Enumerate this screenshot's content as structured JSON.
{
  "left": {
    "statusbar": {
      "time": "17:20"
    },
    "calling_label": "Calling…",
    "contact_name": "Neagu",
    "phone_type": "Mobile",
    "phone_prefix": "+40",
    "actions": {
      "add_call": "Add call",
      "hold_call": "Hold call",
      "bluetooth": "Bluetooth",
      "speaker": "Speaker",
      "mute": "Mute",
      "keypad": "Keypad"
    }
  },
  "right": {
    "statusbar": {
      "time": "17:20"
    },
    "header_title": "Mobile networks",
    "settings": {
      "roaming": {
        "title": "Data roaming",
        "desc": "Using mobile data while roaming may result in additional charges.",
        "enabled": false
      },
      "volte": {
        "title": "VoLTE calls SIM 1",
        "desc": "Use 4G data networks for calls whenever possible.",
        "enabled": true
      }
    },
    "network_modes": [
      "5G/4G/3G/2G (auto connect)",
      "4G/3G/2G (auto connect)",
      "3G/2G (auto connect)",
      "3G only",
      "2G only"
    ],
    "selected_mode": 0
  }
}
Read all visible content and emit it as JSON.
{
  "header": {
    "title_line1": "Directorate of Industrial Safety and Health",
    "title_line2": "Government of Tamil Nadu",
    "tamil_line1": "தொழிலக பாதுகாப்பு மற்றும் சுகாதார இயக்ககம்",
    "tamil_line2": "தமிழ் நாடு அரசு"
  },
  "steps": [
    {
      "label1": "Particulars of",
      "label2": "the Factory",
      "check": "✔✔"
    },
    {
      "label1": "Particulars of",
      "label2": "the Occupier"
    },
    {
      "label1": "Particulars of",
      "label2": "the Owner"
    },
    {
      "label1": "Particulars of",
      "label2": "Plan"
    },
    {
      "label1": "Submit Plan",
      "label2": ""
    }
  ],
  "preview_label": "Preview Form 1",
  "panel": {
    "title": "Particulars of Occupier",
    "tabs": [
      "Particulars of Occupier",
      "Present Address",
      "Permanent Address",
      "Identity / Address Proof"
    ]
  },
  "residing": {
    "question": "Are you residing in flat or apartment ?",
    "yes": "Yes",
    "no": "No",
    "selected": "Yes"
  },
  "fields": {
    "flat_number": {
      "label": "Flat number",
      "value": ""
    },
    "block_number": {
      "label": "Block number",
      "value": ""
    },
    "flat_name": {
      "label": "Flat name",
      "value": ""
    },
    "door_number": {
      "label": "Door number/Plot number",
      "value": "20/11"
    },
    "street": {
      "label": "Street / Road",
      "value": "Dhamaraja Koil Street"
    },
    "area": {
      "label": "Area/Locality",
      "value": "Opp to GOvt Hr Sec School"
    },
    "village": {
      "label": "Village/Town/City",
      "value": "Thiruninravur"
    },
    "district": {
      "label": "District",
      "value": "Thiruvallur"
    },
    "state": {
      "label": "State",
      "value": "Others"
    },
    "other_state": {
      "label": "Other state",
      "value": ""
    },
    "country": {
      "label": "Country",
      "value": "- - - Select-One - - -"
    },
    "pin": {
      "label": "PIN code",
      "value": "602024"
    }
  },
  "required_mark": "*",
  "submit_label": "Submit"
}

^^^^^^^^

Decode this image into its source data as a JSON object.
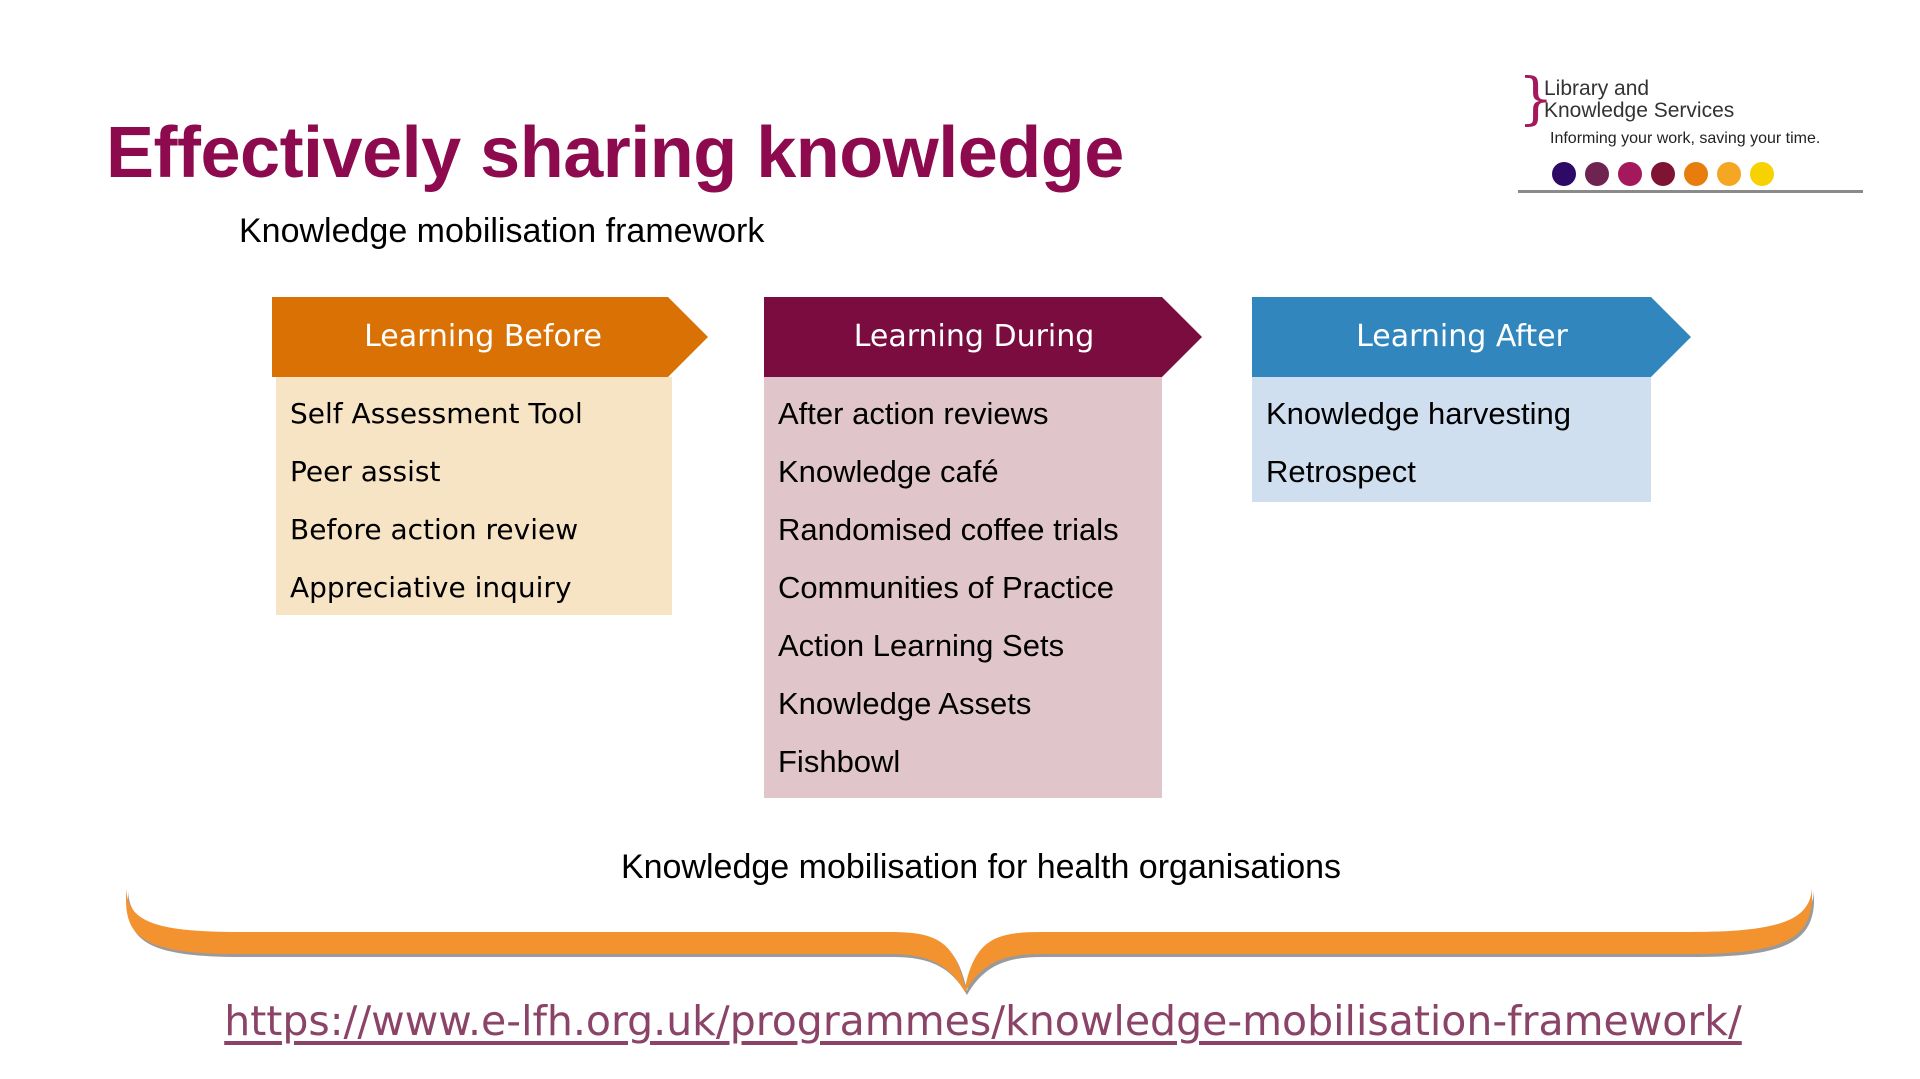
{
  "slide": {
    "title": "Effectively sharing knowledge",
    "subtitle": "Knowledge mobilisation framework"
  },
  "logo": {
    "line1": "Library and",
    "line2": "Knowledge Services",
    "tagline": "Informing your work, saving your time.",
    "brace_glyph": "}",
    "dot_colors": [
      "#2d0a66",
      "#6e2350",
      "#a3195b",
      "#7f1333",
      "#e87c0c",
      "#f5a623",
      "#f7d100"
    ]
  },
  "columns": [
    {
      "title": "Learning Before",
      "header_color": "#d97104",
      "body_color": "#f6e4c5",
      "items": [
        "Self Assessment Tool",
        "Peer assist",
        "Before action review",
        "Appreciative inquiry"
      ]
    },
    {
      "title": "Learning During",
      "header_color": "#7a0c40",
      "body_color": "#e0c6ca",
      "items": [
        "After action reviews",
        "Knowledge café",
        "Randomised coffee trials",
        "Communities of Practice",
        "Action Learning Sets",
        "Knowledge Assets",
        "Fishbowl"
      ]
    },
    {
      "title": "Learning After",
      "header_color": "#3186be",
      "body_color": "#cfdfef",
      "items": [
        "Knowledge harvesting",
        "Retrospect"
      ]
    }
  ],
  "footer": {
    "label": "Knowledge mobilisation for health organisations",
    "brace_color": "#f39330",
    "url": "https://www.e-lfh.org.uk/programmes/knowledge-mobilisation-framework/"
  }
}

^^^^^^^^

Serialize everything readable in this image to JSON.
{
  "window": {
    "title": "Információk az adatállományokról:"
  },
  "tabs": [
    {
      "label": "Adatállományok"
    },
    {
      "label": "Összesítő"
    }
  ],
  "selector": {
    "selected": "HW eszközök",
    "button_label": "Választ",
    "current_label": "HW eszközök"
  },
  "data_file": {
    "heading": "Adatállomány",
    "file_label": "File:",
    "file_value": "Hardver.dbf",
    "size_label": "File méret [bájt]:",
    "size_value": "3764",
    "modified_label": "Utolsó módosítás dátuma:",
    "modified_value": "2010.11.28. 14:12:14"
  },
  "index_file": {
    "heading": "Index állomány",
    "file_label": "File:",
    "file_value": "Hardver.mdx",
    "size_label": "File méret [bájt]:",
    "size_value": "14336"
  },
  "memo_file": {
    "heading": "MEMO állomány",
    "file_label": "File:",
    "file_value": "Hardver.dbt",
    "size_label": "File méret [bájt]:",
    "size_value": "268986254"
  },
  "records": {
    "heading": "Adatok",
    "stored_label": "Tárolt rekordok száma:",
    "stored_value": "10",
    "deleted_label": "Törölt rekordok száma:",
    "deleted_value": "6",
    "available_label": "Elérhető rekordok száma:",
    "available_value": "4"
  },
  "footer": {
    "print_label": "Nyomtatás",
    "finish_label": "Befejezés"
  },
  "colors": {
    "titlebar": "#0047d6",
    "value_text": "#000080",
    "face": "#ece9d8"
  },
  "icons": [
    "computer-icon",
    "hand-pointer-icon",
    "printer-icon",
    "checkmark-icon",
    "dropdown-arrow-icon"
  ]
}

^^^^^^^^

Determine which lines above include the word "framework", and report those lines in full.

• Expected output
    "subtitle": "Knowledge mobilisation framework"
    "url": "https://www.e-lfh.org.uk/programmes/knowledge-mobilisation-framework/"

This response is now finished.